**PROBLEM TO SOLVE**
A single number is the whole answer: the tally of lines in the data below that include the word "notes".

Web page and app entries:
>>>>

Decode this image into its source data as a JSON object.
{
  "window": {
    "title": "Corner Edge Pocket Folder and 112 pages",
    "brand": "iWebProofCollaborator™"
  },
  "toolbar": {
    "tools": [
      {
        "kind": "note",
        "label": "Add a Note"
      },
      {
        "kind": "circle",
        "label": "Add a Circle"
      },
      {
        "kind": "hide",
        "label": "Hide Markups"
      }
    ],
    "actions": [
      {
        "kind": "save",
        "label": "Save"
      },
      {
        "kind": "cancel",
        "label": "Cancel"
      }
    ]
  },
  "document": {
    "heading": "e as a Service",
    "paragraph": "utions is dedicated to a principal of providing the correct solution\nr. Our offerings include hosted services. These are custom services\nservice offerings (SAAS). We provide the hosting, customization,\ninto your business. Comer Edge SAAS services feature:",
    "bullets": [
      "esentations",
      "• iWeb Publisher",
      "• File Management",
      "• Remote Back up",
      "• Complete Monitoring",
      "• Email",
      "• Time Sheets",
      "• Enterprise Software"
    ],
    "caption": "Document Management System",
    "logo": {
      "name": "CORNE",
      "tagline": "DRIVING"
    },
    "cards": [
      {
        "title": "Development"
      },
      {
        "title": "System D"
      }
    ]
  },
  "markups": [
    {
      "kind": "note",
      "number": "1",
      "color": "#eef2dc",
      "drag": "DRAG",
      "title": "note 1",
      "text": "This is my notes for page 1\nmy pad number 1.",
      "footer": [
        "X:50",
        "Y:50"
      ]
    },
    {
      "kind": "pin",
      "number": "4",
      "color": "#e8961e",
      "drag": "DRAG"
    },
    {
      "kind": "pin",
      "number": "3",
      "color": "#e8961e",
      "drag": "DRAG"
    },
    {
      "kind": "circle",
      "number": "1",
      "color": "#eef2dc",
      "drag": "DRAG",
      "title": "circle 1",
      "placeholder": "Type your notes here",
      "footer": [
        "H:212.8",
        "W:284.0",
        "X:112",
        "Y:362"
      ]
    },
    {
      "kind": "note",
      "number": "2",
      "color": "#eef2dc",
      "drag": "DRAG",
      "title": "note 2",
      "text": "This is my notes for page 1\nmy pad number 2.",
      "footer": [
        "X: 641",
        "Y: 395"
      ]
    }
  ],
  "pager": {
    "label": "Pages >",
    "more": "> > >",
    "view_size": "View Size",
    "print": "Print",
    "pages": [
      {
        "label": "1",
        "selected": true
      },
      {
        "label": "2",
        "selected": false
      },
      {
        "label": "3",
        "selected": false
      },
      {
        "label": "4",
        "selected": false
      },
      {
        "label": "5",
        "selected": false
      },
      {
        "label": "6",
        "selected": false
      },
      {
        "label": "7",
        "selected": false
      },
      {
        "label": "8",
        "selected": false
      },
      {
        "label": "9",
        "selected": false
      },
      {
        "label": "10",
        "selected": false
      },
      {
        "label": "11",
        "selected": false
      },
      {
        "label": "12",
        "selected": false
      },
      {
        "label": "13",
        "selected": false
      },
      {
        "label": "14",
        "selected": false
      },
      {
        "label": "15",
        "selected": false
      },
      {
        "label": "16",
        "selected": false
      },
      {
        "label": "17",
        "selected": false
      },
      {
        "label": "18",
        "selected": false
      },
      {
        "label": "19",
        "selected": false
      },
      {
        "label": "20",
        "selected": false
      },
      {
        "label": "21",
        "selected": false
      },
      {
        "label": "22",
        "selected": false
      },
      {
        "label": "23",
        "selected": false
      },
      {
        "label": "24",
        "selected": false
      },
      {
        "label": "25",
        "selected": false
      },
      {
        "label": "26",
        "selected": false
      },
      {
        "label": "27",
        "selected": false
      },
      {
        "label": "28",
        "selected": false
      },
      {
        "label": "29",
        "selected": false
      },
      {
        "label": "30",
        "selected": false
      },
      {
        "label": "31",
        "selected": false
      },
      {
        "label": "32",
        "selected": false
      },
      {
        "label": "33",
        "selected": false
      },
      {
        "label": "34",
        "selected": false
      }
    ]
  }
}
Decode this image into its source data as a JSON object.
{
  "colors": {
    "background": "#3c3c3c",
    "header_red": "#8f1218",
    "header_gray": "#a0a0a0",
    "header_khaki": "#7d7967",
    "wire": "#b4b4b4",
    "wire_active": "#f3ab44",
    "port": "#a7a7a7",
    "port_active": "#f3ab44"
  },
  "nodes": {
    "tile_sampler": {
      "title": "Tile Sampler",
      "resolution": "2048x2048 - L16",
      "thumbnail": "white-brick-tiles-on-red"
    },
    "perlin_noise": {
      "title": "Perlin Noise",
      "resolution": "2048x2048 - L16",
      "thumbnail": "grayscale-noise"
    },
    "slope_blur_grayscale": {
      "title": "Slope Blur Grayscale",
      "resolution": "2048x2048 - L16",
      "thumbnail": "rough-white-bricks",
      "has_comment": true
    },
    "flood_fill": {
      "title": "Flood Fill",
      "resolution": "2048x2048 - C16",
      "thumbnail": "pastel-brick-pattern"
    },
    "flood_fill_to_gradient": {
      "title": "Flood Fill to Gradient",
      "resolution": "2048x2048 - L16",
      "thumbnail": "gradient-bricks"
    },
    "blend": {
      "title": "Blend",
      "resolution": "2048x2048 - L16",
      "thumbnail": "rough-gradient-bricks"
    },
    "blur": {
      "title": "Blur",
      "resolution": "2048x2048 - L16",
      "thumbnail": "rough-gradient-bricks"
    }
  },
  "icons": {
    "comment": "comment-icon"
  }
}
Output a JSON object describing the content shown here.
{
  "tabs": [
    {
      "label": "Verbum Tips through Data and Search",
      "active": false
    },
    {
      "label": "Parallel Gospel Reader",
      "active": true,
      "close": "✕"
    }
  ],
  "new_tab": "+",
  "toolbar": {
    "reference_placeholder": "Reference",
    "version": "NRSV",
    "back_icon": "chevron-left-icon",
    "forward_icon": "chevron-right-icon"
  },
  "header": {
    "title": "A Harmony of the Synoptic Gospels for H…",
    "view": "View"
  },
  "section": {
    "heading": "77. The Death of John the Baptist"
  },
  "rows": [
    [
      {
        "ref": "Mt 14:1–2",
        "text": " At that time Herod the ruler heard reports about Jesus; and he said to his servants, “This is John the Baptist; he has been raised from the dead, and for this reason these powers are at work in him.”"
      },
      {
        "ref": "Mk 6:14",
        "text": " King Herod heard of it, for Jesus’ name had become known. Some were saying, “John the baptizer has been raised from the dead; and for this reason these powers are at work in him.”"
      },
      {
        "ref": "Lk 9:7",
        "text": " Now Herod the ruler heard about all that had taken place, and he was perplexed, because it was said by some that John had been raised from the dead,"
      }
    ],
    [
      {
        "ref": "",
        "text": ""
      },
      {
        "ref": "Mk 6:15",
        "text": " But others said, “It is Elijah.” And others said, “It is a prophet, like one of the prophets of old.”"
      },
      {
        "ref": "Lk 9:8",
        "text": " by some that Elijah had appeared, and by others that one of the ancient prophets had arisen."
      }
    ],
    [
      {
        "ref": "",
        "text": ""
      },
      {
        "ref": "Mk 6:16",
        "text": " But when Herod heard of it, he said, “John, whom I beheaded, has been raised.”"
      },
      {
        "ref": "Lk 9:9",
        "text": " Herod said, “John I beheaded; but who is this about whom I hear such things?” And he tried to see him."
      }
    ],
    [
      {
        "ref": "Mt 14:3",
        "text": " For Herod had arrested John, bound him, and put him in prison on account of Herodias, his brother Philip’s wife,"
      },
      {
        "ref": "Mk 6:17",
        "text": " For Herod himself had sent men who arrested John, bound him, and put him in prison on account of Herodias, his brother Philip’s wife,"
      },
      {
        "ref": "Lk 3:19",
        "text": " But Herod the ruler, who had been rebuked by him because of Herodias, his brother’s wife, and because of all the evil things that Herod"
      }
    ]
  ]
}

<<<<

**ANSWER SPACE**
3